Do frequent the garden any day during the holidays as some members will be away and the plants will need watering and harvesting and tidying up.

 

9 December

On Sunday twenty adults and two children picked our first zucchini (2), cucumbers (3, photo) and blackberries (3, photo) along with a good harvest of beans, radishes, basil, sorrel, chillies, French tarragon, a couple of cloves of garlic and some red chicory. We planted some more basil seedlings and a thyme plant.

Violas are nothing if not survivors. Several have self-sown into our gravel paths (photo). Both violas and calendulas are ending now that summer has arrived. Our main summer flowers are sunflowers, cosmos and French marigolds.

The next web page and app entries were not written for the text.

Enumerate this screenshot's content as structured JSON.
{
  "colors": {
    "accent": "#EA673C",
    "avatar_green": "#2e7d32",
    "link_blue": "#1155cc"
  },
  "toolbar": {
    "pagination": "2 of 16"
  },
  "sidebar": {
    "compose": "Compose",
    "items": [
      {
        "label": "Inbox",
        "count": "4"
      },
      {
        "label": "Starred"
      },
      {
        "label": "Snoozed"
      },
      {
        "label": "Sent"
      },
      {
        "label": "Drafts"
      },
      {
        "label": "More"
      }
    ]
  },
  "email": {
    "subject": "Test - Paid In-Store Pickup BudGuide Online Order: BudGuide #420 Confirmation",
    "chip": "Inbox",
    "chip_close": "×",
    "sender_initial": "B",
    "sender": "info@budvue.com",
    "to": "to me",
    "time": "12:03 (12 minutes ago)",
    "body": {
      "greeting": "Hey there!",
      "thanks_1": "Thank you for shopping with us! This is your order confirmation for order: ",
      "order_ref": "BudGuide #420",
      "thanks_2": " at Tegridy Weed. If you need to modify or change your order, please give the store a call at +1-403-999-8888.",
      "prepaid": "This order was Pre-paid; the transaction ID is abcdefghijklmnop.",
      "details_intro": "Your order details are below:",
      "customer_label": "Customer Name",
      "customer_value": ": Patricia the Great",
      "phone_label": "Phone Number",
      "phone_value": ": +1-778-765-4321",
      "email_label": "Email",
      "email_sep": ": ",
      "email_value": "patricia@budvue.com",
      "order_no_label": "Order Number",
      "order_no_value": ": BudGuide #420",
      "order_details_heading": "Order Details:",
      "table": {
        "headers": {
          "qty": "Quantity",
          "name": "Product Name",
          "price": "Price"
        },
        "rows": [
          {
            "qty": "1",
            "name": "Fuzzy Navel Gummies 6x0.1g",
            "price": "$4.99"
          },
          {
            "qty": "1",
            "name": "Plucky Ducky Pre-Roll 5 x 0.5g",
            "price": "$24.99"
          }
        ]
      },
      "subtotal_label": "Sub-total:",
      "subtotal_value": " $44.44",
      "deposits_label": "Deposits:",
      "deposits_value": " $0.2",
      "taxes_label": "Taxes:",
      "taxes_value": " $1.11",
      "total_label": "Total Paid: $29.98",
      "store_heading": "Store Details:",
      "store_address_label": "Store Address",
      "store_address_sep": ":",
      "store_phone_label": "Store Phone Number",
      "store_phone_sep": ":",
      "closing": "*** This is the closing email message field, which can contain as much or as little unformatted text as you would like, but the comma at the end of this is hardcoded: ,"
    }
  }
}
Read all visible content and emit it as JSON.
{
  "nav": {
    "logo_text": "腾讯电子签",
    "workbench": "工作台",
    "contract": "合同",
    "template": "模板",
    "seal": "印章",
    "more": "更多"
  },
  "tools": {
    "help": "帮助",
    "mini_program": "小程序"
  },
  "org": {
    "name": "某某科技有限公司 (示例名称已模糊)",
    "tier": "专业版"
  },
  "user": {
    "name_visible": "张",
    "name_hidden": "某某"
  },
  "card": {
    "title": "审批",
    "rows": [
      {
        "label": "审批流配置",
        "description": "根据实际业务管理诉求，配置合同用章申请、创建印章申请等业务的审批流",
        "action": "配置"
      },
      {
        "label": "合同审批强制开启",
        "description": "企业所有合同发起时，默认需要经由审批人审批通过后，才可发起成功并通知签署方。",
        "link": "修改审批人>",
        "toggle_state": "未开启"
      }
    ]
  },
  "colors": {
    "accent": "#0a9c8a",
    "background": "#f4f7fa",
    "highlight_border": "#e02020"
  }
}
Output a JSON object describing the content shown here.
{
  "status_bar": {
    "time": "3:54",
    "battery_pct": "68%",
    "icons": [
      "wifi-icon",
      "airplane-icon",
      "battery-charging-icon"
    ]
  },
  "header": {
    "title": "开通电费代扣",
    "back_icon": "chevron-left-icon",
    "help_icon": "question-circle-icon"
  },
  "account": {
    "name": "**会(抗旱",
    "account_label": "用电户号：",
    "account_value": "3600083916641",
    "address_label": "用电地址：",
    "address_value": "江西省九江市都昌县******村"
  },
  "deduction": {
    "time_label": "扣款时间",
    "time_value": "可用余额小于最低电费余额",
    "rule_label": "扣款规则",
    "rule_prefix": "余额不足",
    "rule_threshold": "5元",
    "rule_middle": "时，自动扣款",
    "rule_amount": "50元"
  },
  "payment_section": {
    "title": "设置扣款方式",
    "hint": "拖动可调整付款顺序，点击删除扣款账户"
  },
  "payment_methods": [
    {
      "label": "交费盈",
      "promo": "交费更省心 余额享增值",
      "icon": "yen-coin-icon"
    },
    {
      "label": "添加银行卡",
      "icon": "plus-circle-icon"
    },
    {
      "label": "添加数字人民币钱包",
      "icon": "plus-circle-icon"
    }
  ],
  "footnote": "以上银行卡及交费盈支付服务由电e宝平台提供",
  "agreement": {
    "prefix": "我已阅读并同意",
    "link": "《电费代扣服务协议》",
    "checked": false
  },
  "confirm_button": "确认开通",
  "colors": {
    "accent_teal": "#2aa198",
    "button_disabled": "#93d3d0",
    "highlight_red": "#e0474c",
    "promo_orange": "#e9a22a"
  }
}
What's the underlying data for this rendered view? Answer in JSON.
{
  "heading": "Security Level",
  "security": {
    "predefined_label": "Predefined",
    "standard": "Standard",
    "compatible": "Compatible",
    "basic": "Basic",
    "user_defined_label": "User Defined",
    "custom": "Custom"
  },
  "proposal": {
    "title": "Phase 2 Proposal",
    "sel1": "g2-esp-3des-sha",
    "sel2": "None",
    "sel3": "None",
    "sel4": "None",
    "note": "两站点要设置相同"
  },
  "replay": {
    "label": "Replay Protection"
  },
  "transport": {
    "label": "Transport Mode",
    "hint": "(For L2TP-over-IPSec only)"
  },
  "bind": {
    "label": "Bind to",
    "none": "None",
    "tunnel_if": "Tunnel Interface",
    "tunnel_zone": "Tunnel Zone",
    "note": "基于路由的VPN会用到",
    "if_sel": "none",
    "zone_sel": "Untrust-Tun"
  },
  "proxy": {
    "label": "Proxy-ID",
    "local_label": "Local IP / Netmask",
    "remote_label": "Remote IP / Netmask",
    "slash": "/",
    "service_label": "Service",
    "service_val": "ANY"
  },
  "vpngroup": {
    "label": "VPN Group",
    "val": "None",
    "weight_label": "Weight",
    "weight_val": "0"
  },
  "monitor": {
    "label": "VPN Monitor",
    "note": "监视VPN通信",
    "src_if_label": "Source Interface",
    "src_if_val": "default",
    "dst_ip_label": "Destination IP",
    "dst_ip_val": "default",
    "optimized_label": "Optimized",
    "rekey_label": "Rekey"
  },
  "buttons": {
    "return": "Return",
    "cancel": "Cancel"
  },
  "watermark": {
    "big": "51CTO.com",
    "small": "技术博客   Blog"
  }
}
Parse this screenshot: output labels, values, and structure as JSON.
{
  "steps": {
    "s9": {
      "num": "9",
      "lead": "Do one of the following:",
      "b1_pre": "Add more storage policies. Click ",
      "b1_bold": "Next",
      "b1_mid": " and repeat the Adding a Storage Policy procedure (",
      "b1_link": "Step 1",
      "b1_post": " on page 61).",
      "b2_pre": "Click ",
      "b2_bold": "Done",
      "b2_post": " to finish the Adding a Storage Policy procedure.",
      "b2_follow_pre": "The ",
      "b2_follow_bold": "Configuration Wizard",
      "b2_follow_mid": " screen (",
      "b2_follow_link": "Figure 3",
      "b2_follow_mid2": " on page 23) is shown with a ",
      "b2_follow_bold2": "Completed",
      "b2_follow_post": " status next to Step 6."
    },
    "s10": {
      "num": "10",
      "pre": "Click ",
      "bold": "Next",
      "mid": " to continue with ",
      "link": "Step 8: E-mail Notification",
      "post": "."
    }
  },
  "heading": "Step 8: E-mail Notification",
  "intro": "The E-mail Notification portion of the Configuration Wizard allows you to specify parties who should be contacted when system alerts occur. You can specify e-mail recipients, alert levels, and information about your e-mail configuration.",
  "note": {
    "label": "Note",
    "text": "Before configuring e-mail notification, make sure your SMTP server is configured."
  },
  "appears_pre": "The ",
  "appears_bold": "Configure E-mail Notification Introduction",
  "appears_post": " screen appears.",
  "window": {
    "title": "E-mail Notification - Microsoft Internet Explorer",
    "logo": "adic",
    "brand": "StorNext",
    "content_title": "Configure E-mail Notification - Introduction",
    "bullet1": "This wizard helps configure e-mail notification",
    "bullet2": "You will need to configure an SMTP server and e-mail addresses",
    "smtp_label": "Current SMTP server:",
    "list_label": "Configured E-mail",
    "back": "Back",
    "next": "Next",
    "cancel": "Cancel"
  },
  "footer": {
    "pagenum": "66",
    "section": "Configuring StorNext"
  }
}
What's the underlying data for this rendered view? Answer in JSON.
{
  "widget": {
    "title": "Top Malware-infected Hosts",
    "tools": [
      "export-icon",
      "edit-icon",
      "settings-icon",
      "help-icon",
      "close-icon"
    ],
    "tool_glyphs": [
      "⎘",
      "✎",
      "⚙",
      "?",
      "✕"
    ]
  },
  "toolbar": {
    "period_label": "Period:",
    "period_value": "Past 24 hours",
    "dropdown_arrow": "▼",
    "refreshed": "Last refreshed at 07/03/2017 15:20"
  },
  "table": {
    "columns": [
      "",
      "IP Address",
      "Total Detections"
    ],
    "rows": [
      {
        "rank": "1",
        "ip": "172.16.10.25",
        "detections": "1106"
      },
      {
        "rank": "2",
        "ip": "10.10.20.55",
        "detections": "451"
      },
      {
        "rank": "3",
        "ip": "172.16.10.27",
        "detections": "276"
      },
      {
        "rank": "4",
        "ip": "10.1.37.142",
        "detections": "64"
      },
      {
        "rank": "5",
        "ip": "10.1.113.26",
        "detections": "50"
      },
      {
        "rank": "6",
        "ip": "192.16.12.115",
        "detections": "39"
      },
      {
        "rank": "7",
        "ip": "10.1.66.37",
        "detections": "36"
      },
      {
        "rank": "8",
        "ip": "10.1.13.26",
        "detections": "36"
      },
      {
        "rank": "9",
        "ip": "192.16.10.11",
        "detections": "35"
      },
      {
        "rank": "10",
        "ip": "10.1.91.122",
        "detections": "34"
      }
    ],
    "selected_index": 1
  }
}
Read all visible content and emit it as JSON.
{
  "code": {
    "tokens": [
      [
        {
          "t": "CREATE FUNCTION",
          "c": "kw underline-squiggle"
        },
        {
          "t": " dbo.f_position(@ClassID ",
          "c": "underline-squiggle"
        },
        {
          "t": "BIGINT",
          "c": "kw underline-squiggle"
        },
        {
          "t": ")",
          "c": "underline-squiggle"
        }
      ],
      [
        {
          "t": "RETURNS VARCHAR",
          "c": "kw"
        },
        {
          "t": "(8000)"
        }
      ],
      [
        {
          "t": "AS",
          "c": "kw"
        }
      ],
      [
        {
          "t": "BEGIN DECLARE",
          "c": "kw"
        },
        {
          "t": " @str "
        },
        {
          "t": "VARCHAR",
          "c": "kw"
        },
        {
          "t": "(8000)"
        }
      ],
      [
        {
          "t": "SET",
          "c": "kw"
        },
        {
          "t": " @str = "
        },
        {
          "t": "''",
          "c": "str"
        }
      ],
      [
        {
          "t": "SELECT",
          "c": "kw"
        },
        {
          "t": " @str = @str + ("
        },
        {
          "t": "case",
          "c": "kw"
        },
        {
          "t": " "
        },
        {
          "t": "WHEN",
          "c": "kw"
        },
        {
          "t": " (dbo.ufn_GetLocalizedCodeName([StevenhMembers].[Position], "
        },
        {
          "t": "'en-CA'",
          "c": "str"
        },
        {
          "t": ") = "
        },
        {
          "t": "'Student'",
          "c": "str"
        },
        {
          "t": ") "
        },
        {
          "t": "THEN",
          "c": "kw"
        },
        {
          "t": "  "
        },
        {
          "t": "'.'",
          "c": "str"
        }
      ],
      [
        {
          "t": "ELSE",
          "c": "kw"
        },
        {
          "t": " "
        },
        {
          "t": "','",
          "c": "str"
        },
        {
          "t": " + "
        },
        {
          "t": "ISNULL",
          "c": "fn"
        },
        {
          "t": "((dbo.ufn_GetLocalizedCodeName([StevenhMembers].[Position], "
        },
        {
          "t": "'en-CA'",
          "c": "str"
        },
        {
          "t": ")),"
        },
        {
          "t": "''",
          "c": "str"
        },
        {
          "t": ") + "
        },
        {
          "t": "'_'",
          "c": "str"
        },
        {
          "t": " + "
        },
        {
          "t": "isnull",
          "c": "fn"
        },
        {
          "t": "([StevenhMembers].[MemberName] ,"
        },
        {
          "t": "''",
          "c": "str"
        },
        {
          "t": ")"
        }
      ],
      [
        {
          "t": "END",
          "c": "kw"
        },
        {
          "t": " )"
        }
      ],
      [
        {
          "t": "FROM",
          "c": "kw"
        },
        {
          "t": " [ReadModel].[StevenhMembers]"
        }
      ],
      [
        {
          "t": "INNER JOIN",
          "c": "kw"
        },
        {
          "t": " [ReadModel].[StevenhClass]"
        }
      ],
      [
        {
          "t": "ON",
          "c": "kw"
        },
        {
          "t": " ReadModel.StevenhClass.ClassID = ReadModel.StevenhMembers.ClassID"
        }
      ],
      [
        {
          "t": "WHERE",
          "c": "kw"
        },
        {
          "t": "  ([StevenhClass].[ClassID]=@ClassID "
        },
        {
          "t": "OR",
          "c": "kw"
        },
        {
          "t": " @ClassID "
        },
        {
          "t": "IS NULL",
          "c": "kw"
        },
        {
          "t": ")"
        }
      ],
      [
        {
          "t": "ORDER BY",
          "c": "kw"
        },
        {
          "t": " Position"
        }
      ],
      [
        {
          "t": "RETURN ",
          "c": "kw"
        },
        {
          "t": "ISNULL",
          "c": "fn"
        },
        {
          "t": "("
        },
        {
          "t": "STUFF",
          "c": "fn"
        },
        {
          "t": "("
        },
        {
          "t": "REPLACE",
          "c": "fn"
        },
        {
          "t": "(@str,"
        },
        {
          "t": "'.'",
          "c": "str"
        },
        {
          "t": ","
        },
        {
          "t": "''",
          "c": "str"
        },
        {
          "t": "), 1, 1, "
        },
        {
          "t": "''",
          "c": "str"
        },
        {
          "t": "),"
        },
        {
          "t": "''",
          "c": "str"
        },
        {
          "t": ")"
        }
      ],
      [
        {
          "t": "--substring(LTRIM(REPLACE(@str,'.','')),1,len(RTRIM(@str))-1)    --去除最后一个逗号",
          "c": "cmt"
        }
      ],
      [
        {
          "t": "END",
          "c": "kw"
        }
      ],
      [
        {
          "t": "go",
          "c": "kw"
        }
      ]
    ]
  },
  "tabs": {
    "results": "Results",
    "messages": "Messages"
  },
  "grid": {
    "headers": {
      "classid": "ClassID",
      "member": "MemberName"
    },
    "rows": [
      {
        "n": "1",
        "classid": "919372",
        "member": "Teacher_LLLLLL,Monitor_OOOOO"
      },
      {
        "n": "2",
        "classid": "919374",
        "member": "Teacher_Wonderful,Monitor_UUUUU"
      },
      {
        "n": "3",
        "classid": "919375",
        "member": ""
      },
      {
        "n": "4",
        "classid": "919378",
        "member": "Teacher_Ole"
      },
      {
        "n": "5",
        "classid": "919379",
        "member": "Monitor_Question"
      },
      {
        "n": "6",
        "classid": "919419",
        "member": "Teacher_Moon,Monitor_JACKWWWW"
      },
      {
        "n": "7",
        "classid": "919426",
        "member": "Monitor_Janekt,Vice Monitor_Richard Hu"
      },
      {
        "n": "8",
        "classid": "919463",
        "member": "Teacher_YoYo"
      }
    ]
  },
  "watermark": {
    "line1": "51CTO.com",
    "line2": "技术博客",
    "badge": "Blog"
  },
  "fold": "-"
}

Violas in gravel

2 December

Twenty-two members and one child worked in the garden on Sunday, a very hot day. The first sunflowers opened to brighten the day (photo). We harvested the first of the bush beans Phaseolus vulgaris (photo), more climbing beans, some baby radishes and a few pepinos. Some herbs, sorrel and the last of the coriander and mizuna were also picked. We planted some silverbeet seedlings and fertilised and mulched beds.

Sunflowers (Helianthus annus) belong to the Daisy (Asteraceae) family. Others plants that we grow from this large family are: calendula, chicory, feverfew, French tarragon, Jerusalem artichokes, cos lettuce, French marigolds, tansy, wormwood, yacon and yarrow. Evidently you can eat the flower buds of sunflowers and they taste like a globe artichoke, anyone game to try?

25 November

The windstorm last week played havoc with our corn, sunflowers and okra. They now have a lean-up towards Glebe Point road but hopefully they will recover when a nor-easter blows them back. Thursday evening was windy for the six members who turned up and tied up tomatoes, moved some overcrowded bean seedlings and removed apple mint that was choking the lemon grass. Sunday was a calm sunny day and 15 members and two children worked in the garden. We planted more silverbeet and basil seedlings that had been grown by members at home and we saved seeds of rocket, mizuna and ruby streaks mustard. We picked the first few climbing beans along with two more asparagus spears. At our meeting we welcomed Stefan as a new member. Our cucumbers are flowering and setting fruit. Each plant has male flowers (photo left) and female flowers with baby fruit (right photo) so they require insects for pollination.

The Glebe Society has asked us to donate a lucky door prize for their Christmas Gathering being held in the Glebe Town Hall on Sunday 16 December. They had suggested “plants or a basket of produce”! After discussion with the group it was decided we would offer a complementary membership of the garden, value $25! Good public relations for us and our garden and good promotion for community gardens in general.

There is good news on the composting front. The City of Sydney council is going to run a trial recycling of food scraps starting mid next year. Other councils already have moved on this essential service. You have to register if interested in becoming one of the 300 houses or 100 apartments to be selected:

https://news.cityofsydney.nsw.gov.au/announcements/sign-up-for-our-new-food-scraps-recycling-trial

Thanks to Jan who has put a notice about this on our public bins and there has been a lot of positive feedback. Community composting of food waste is the future: less waste is even better.